As part of my 2013 review I’ve been looking over some blogs and reports I read this year, and this one by Anthony Chivetta, whilst originally posted in 2008, still has so much impact today, some 5 years on – “21st Century Education: Thinking Creatively”
“Today’s world is no longer content with students who can simply apply the knowledge they learned in school: our generation will be asked to think and operate in ways that traditional education has not, and can not, prepare us for.” (Chivetta, 2008)
Just so you know, at the time of writing (Jan 2008) Anthony was 18 years old. We must also remember that in 2008 we didn’t have tablets like the iPad, we were still using desktops and laptops and netbooks, and we had only just received the first iPhone (June 2007). Yet this observant millennial had already seen the power and advantage a device like this could give a student, and that his teachers were lagging further and further behind their students.'The need to know the capital of Florida died when my phone learned the answer.' Click To Tweet

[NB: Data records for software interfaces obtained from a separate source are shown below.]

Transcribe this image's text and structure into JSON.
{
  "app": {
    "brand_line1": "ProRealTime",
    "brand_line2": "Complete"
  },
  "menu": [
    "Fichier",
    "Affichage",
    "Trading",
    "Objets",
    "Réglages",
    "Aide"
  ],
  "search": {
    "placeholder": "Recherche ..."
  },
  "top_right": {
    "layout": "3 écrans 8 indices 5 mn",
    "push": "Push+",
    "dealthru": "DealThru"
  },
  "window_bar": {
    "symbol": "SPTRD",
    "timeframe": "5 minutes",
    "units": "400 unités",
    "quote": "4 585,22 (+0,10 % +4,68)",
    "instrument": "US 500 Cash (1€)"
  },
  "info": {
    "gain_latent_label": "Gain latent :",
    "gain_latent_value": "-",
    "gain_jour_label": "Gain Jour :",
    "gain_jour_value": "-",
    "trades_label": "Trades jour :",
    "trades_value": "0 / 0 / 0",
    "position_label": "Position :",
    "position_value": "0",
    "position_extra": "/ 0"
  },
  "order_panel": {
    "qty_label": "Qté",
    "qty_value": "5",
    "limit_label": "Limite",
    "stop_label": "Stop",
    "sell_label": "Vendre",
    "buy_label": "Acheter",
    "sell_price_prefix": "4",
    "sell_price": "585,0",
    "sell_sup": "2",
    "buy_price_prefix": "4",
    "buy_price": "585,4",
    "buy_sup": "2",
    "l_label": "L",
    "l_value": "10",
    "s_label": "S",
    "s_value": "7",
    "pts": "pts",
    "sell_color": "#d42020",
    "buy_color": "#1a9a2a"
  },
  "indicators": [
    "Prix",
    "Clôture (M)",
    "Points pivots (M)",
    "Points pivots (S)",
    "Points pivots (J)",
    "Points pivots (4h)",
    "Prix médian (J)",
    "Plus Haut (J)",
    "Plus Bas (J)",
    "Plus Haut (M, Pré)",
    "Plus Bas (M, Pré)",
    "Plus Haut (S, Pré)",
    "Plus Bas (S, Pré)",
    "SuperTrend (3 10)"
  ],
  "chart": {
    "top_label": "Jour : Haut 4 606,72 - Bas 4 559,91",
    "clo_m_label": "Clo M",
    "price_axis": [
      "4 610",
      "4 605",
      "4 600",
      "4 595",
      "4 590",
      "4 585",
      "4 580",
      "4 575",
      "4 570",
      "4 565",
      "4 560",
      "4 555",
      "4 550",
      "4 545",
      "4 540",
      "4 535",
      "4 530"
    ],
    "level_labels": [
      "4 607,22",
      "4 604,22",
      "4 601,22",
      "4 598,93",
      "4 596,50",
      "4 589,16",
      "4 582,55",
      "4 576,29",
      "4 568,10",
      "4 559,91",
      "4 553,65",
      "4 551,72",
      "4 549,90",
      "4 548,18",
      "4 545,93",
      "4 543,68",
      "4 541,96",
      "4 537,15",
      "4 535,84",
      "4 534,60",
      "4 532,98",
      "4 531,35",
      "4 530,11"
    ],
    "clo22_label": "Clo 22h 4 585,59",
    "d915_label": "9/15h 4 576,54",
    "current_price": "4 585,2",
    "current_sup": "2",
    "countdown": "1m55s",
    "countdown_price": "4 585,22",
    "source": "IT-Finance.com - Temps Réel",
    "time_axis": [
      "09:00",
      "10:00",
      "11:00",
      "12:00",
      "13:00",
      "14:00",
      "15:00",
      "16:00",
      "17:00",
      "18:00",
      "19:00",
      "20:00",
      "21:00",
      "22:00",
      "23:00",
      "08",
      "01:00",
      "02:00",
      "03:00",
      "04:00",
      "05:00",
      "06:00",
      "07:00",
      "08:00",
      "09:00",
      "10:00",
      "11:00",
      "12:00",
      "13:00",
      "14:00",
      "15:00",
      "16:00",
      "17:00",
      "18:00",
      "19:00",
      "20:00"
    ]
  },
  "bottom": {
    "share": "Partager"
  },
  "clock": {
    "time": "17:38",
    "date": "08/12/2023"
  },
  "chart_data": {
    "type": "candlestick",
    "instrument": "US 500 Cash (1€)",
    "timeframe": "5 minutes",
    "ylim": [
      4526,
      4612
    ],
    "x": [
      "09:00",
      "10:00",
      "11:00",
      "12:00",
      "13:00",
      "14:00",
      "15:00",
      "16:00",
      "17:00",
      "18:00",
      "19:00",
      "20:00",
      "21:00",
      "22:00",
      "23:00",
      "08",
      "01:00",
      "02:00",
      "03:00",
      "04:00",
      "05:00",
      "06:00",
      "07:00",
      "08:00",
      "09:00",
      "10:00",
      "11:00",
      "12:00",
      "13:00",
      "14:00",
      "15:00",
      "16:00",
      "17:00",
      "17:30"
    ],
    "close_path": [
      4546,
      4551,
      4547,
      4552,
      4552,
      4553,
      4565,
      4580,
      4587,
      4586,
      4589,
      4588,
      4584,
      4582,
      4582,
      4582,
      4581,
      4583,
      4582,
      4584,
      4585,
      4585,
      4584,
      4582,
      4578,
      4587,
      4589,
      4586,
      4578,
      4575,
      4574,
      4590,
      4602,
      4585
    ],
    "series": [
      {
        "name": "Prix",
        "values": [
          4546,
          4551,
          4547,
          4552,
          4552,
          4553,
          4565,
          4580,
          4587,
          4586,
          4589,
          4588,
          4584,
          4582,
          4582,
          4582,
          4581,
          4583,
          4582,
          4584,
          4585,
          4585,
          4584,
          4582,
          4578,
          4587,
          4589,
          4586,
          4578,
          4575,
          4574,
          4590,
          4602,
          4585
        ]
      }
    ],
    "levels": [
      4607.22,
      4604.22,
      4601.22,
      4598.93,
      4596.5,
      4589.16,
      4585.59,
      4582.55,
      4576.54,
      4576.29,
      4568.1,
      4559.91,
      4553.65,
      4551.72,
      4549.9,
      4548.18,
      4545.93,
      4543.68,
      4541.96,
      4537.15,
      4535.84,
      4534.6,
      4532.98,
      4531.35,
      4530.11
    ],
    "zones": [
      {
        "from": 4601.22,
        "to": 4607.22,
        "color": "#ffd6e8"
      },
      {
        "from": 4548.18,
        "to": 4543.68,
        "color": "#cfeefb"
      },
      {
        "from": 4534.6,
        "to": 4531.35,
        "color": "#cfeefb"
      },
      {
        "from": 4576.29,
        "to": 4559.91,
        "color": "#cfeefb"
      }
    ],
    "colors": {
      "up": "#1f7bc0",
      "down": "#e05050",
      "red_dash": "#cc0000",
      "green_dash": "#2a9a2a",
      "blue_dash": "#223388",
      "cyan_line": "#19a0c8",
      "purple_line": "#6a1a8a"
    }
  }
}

“The need to know the capital of Florida died when my phone learned the answer. Rather, the students of tomorrow need to be able to think creatively: they will need to learn on their own, adapt to new challenges and innovate on-the-fly. As the realm of intellectual accessibility expands at amazing rates (due to greater global collaboration and access to information), students of tomorrow will need to be their own guides as they explore the body of information that is at their fingertips. My generation will be required to learn information quickly, use that information to solve new and novel problems, and then present those solutions in creative and effective ways. The effective students of tomorrow’s world will be independent learners, strong problem solvers and effective designers.” (Chivetta, 2008)
How about this conclusion, Chivetta is a very observant individual … “Traditional-rote learning has its place too, as a jumping-off point for our intellectual endeavours. We are, however, crippling our students if we don’t give them the tools necessary to be life-long learners.” Have we rectified this yet, have we caught up and embraced new tools that make learning more engaging or more interesting (or even easier)?

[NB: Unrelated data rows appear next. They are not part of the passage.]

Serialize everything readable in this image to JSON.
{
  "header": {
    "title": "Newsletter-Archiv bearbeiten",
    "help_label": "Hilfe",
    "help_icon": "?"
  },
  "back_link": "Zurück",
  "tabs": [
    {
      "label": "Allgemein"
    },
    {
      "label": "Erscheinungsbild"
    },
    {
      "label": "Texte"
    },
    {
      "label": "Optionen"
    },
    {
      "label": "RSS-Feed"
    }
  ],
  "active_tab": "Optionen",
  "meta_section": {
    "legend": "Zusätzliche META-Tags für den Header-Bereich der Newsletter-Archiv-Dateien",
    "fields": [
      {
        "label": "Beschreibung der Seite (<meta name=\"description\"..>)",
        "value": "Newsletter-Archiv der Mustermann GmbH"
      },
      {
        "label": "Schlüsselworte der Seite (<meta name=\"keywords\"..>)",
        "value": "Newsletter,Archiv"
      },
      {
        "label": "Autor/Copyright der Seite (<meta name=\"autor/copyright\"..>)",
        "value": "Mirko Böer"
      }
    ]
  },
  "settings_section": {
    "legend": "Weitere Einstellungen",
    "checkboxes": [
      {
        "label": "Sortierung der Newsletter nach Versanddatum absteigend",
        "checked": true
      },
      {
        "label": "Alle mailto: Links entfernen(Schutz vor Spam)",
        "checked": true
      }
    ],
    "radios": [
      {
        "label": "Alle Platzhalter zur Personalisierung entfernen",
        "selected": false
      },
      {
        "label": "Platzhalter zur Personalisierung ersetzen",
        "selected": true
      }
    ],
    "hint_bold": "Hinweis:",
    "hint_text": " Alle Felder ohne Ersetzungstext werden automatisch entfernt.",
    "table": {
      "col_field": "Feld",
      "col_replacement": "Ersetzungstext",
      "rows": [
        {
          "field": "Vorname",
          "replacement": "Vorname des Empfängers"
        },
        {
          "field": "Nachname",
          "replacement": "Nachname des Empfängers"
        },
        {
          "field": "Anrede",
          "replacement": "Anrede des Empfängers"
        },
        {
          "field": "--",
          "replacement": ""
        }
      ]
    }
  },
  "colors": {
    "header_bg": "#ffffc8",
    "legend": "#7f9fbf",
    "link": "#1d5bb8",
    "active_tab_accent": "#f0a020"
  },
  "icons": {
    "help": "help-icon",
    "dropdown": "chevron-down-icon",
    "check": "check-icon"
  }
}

Why is this a big deal? As I’ve said before, the students have made the connection between the device and the way they’re learning, so we as educators need to match, if not better, this. Steve Wheeler has written and spoken on this many time and his post ‘Always-On Learning’ just reaffirms my belief that we don’t currently do enough to engage students on their own devices, and encourage our colleagues to embrace (“the three e’s” – Engage, Encourage, Embrace?) these developments:
“Students can use their personal technology to interact with, and gain a purchase on content at a much deeper level than we were able to do in the days before we had such tools. What’s more, their learning can be built upon at any time, and in any place, because the student takes all their content with them wherever they go. ‘Always on’ should therefore also be seen as a positive phenomenon, in which learners can access content, interact with their peers and tutors, and create, organise, repurpose and share content at any time.” (Wheeler, 2013)
Chivetta, A. 2008. 21st Century Education: Thinking Creatively. Anthony Chivetta, [blog] 22 Jan 2008, Available at: http://chivetta.org/2008/01/22/21st-century-education-thinking-creatively/ [Accessed: 1 Dec 2013].
Wheeler, S. 2013. ‘Always on’ learning. Learning with ‘e’s, [blog] 17 Oct 2013, Available at: http://steve-wheeler.blogspot.co.uk/2013/10/always-on-learning.html [Accessed: 1 Dec 2013].